▶ [Work order] From the listing below, pull out all lines with "lähetys" in them.
-- Information provided follows --
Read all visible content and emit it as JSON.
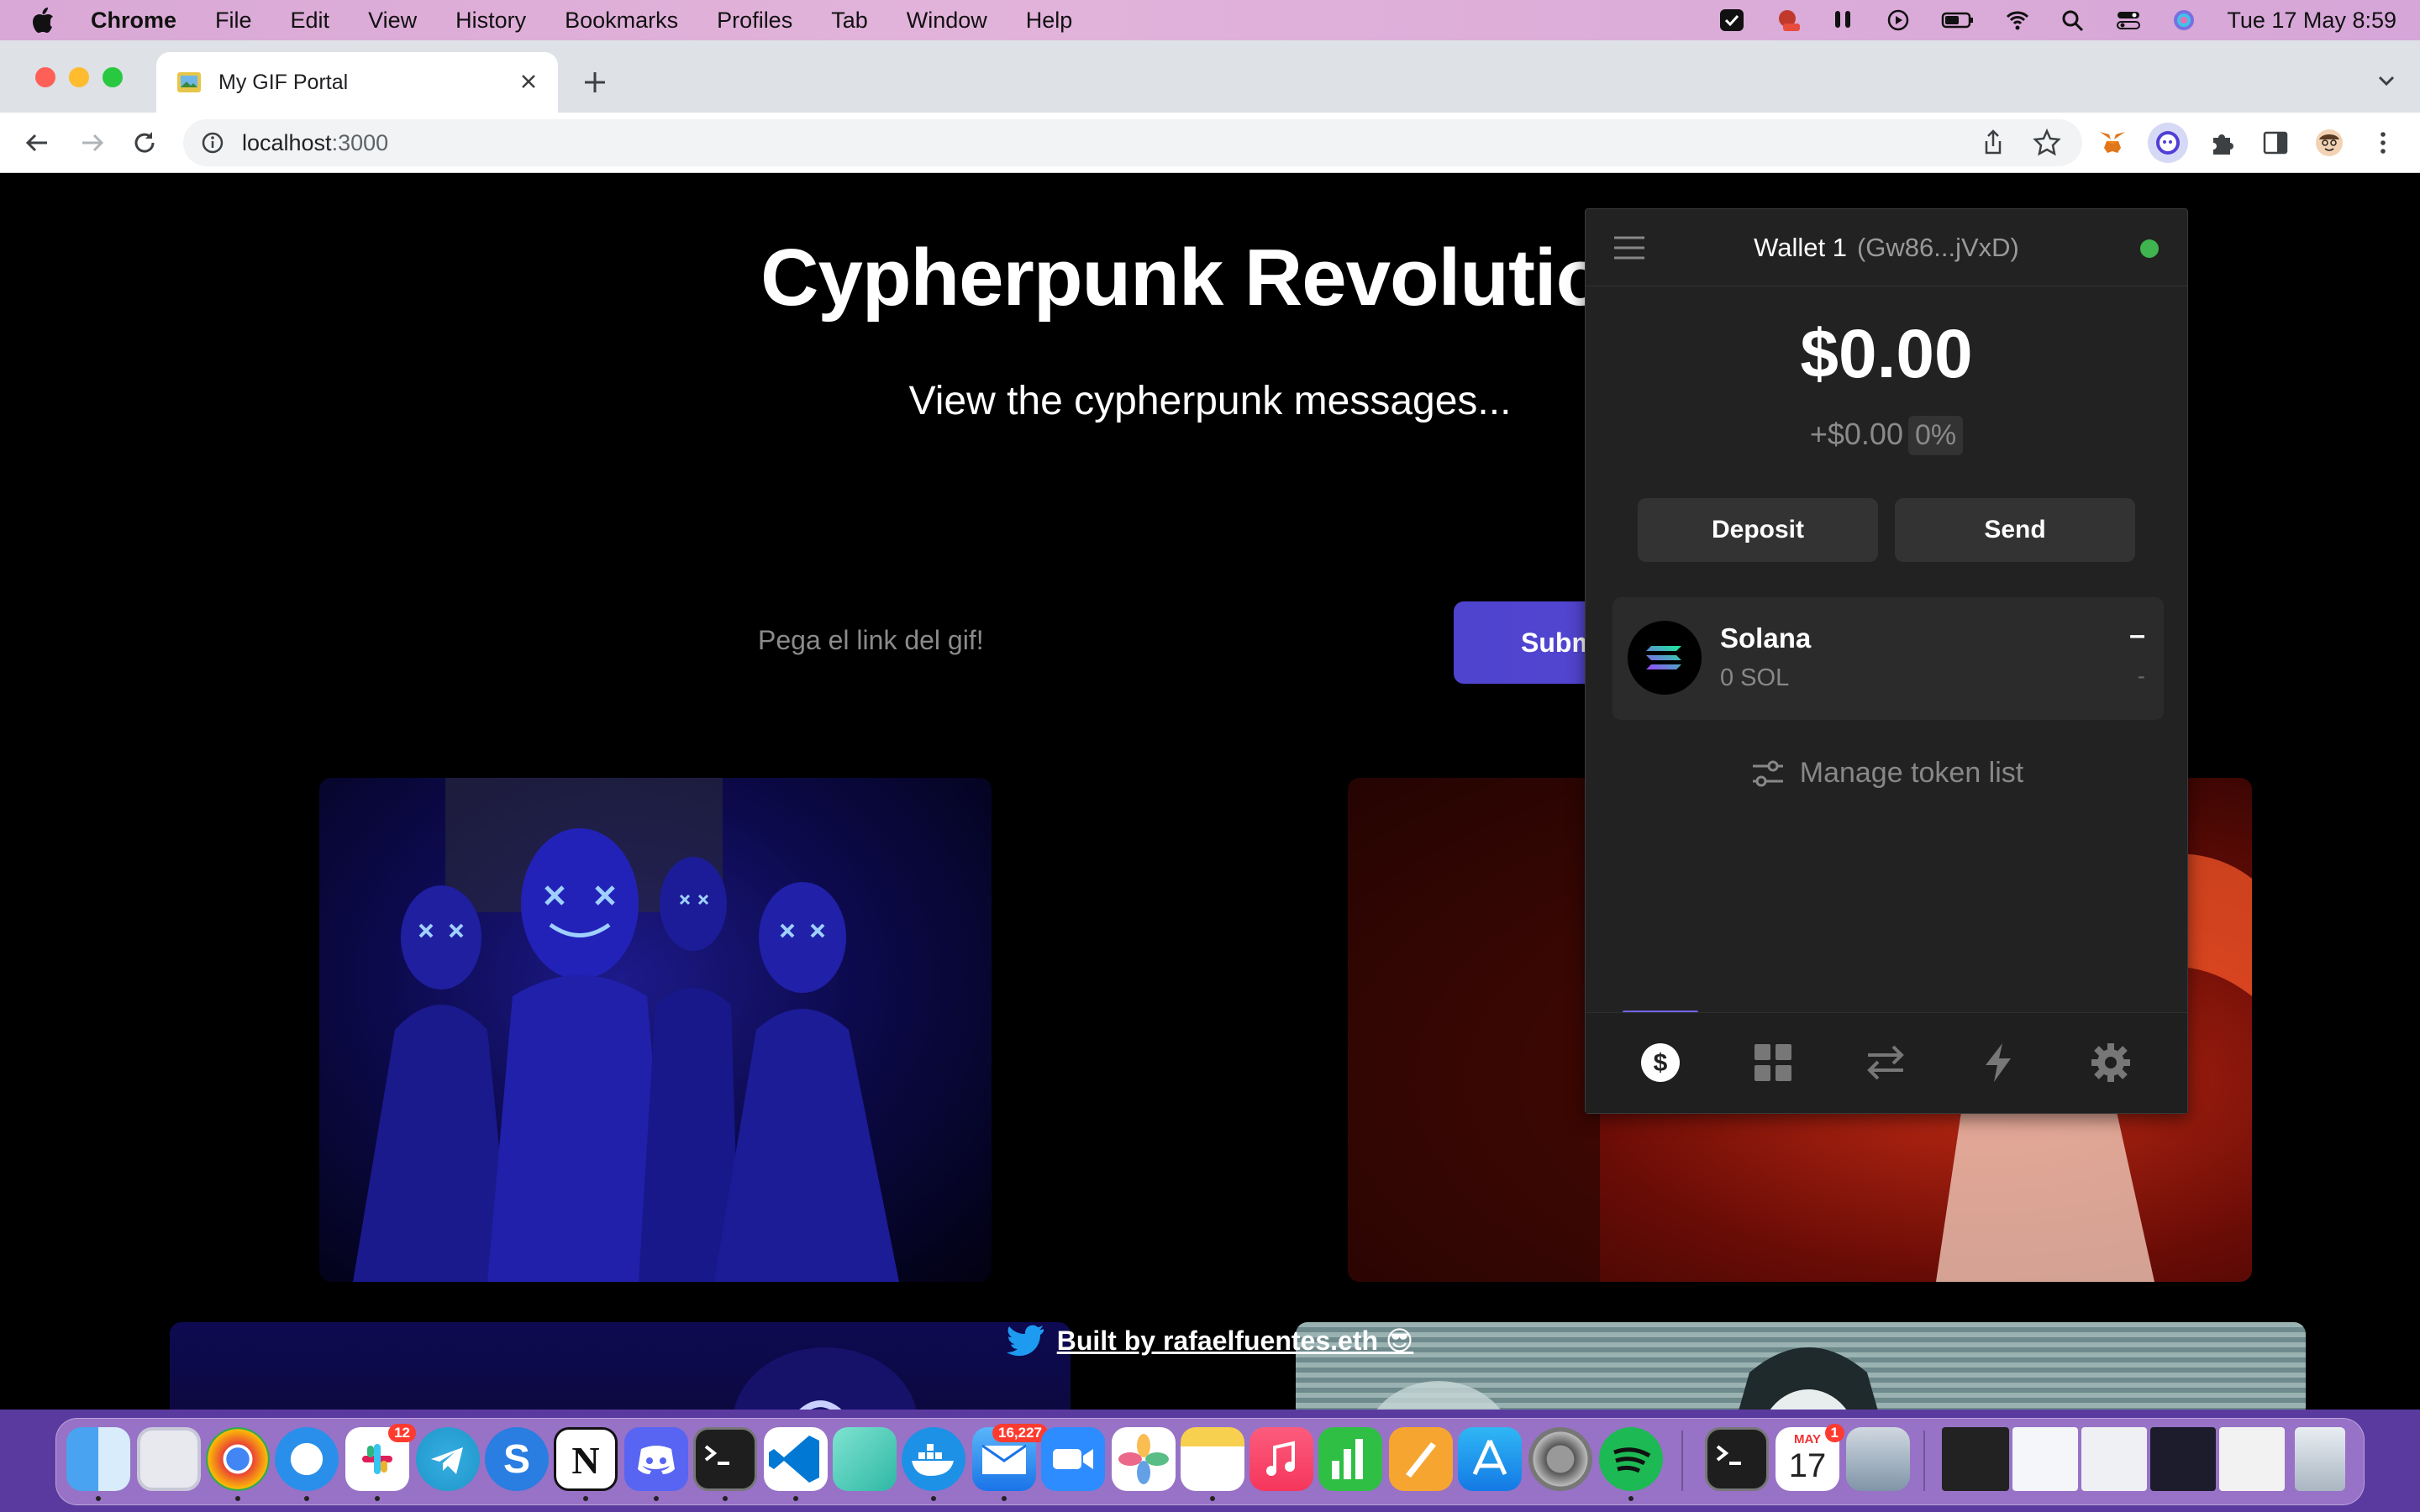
{
  "menubar": {
    "app": "Chrome",
    "items": [
      "File",
      "Edit",
      "View",
      "History",
      "Bookmarks",
      "Profiles",
      "Tab",
      "Window",
      "Help"
    ],
    "clock": "Tue 17 May  8:59"
  },
  "browser": {
    "tab_title": "My GIF Portal",
    "url_host": "localhost",
    "url_port": ":3000"
  },
  "page": {
    "title": "Cypherpunk Revolution",
    "subtitle": "View the cypherpunk messages...",
    "input_placeholder": "Pega el link del gif!",
    "submit_label": "Submit",
    "footer_link": "Built by rafaelfuentes.eth 😎"
  },
  "wallet": {
    "name": "Wallet 1",
    "address": "(Gw86...jVxD)",
    "balance": "$0.00",
    "change": "+$0.00",
    "change_pct": "0%",
    "deposit_label": "Deposit",
    "send_label": "Send",
    "token": {
      "name": "Solana",
      "amount": "0 SOL",
      "value": "–",
      "change": "-"
    },
    "manage_label": "Manage token list",
    "status_color": "#3fb44f",
    "tabs": [
      "dollar-icon",
      "grid-icon",
      "swap-icon",
      "lightning-icon",
      "gear-icon"
    ]
  },
  "dock": {
    "badges": {
      "slack": "12",
      "mail": "16,227",
      "calendar": "1"
    },
    "calendar_month": "MAY",
    "calendar_day": "17"
  }
}
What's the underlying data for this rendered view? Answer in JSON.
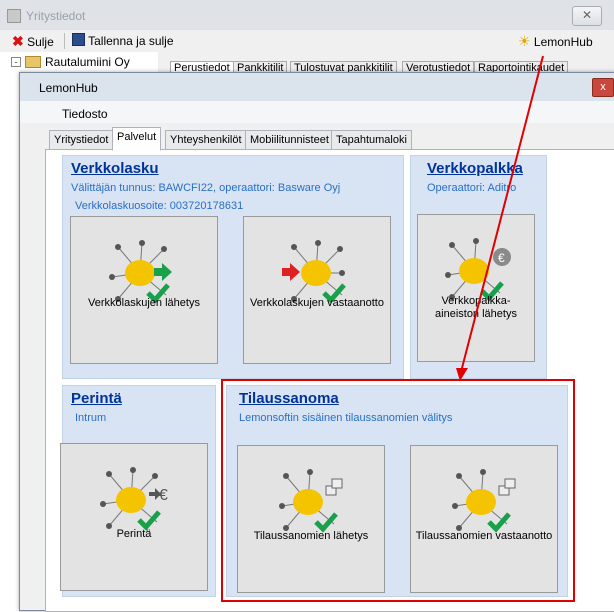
{
  "bg_window": {
    "title": "Yritystiedot",
    "close_glyph": "✕",
    "toolbar": {
      "close_label": "Sulje",
      "save_close_label": "Tallenna ja sulje",
      "lemonhub_label": "LemonHub"
    },
    "tree": {
      "root_label": "Rautalumiini Oy"
    },
    "tabs": [
      "Perustiedot",
      "Pankkitilit",
      "Tulostuvat pankkitilit",
      "Verotustiedot",
      "Raportointikaudet"
    ]
  },
  "dialog": {
    "title": "LemonHub",
    "close_glyph": "x",
    "menu": {
      "file": "Tiedosto"
    },
    "tabs": [
      "Yritystiedot",
      "Palvelut",
      "Yhteyshenkilöt",
      "Mobiilitunnisteet",
      "Tapahtumaloki"
    ],
    "active_tab": "Palvelut",
    "groups": {
      "verkkolasku": {
        "title": "Verkkolasku",
        "line1": "Välittäjän tunnus: BAWCFI22, operaattori: Basware Oyj",
        "line2": "Verkkolaskuosoite: 003720178631",
        "tiles": [
          "Verkkolaskujen lähetys",
          "Verkkolaskujen vastaanotto"
        ]
      },
      "verkkopalkka": {
        "title": "Verkkopalkka",
        "line1": "Operaattori: Aditro",
        "tiles": [
          "Verkkopalkka-aineiston lähetys"
        ]
      },
      "perinta": {
        "title": "Perintä",
        "line1": "Intrum",
        "tiles": [
          "Perintä"
        ]
      },
      "tilaussanoma": {
        "title": "Tilaussanoma",
        "line1": "Lemonsoftin sisäinen tilaussanomien välitys",
        "tiles": [
          "Tilaussanomien lähetys",
          "Tilaussanomien vastaanotto"
        ]
      }
    }
  },
  "colors": {
    "annotation": "#e00000",
    "group_bg": "#d8e4f3",
    "title_blue": "#003399",
    "info_blue": "#2a6fc6"
  }
}
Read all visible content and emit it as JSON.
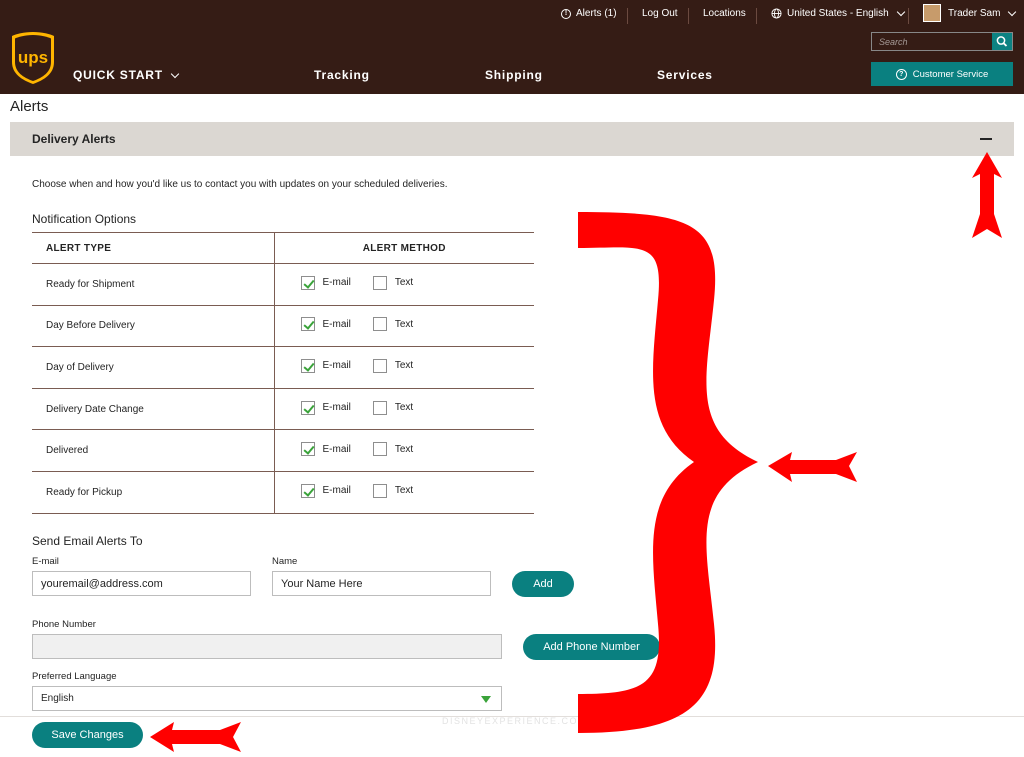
{
  "header": {
    "utility": {
      "alerts": "Alerts (1)",
      "logout": "Log Out",
      "locations": "Locations",
      "locale": "United States - English",
      "user": "Trader Sam"
    },
    "logo_text": "ups",
    "nav": {
      "quick_start": "QUICK START",
      "tracking": "Tracking",
      "shipping": "Shipping",
      "services": "Services"
    },
    "search_placeholder": "Search",
    "customer_service": "Customer Service"
  },
  "page_title": "Alerts",
  "panel": {
    "title": "Delivery Alerts",
    "description": "Choose when and how you'd like us to contact you with updates on your scheduled deliveries."
  },
  "notification": {
    "title": "Notification Options",
    "col_type": "ALERT TYPE",
    "col_method": "ALERT METHOD",
    "email_label": "E-mail",
    "text_label": "Text",
    "rows": [
      {
        "type": "Ready for Shipment",
        "email": true,
        "text": false
      },
      {
        "type": "Day Before Delivery",
        "email": true,
        "text": false
      },
      {
        "type": "Day of Delivery",
        "email": true,
        "text": false
      },
      {
        "type": "Delivery Date Change",
        "email": true,
        "text": false
      },
      {
        "type": "Delivered",
        "email": true,
        "text": false
      },
      {
        "type": "Ready for Pickup",
        "email": true,
        "text": false
      }
    ]
  },
  "send_email": {
    "title": "Send Email Alerts To",
    "email_label": "E-mail",
    "email_value": "youremail@address.com",
    "name_label": "Name",
    "name_value": "Your Name Here",
    "add_button": "Add"
  },
  "phone": {
    "label": "Phone Number",
    "value": "",
    "add_button": "Add Phone Number"
  },
  "language": {
    "label": "Preferred Language",
    "selected": "English"
  },
  "save_button": "Save Changes",
  "watermark": "DISNEYEXPERIENCE.COM",
  "colors": {
    "brand_brown": "#351c15",
    "brand_gold": "#ffb500",
    "accent_teal": "#0a8080",
    "check_green": "#3aa33a",
    "annotation_red": "#ff0000"
  }
}
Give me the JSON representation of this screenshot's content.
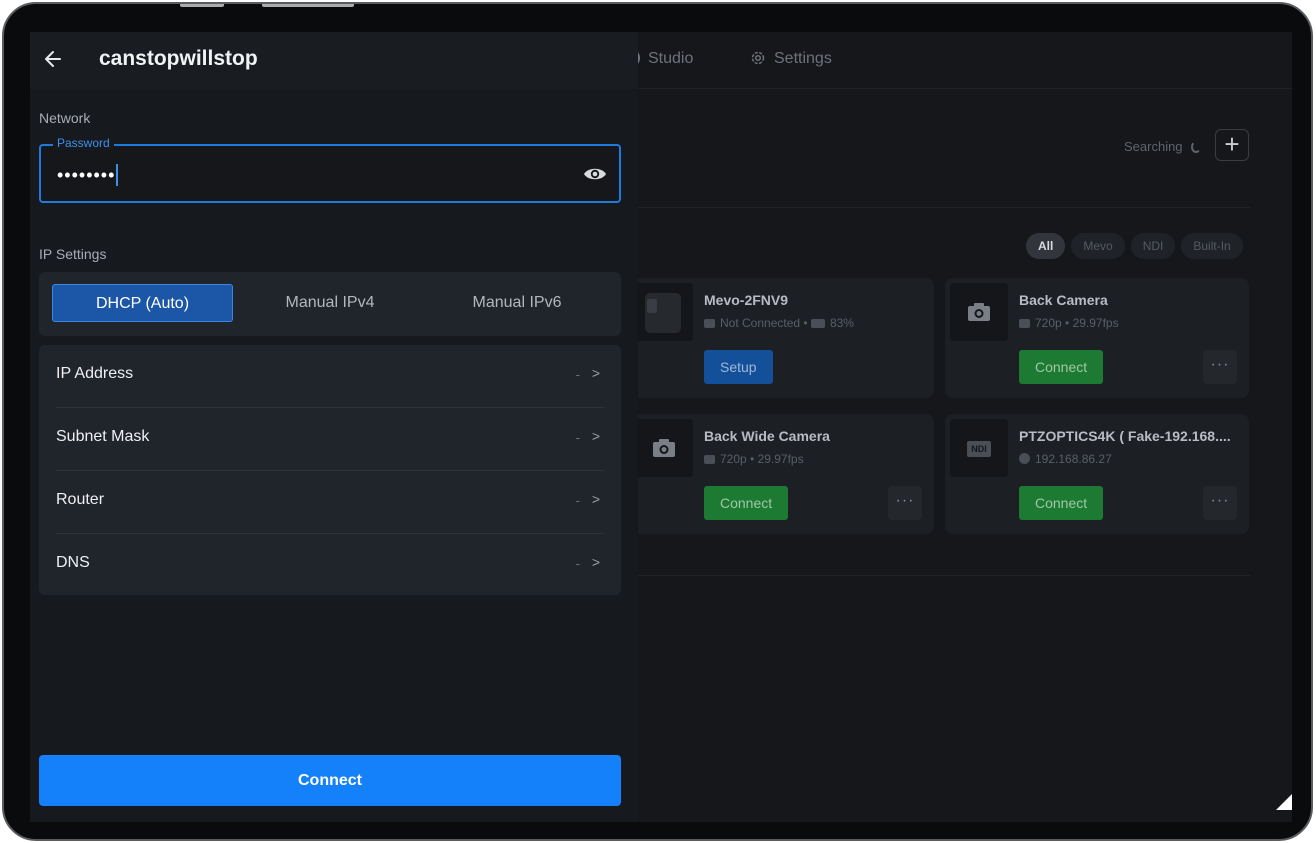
{
  "panel": {
    "title": "canstopwillstop",
    "network_label": "Network",
    "password": {
      "label": "Password",
      "value": "••••••••"
    },
    "ip_settings_label": "IP Settings",
    "modes": [
      "DHCP (Auto)",
      "Manual IPv4",
      "Manual IPv6"
    ],
    "selected_mode": "DHCP (Auto)",
    "rows": [
      {
        "label": "IP Address",
        "value": "-"
      },
      {
        "label": "Subnet Mask",
        "value": "-"
      },
      {
        "label": "Router",
        "value": "-"
      },
      {
        "label": "DNS",
        "value": "-"
      }
    ],
    "connect_label": "Connect"
  },
  "background": {
    "tabs": {
      "studio": "Studio",
      "settings": "Settings"
    },
    "searching": "Searching",
    "filters": [
      "All",
      "Mevo",
      "NDI",
      "Built-In"
    ],
    "active_filter": "All",
    "cards": [
      {
        "name": "Mevo-2FNV9",
        "status": "Not Connected",
        "battery": "83%",
        "action": "Setup"
      },
      {
        "name": "Back Camera",
        "spec": "720p • 29.97fps",
        "action": "Connect"
      },
      {
        "name": "Back Wide Camera",
        "spec": "720p • 29.97fps",
        "action": "Connect"
      },
      {
        "name": "PTZOPTICS4K ( Fake-192.168....",
        "spec": "192.168.86.27",
        "action": "Connect",
        "badge": "NDI"
      }
    ]
  },
  "icons": [
    "back-arrow-icon",
    "eye-icon",
    "chevron-right-icon",
    "gear-icon",
    "camera-icon",
    "plus-icon",
    "spinner-icon",
    "more-icon"
  ],
  "colors": {
    "accent": "#1480f9",
    "focus": "#1f7ae0",
    "connect_green": "#1d7a33",
    "setup_blue": "#14509a"
  }
}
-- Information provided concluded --
▶ [Response]
          "Verkkolaskujen lähetys",
          "Verkkopalkka-aineiston lähetys"
          "Tilaussanomien lähetys",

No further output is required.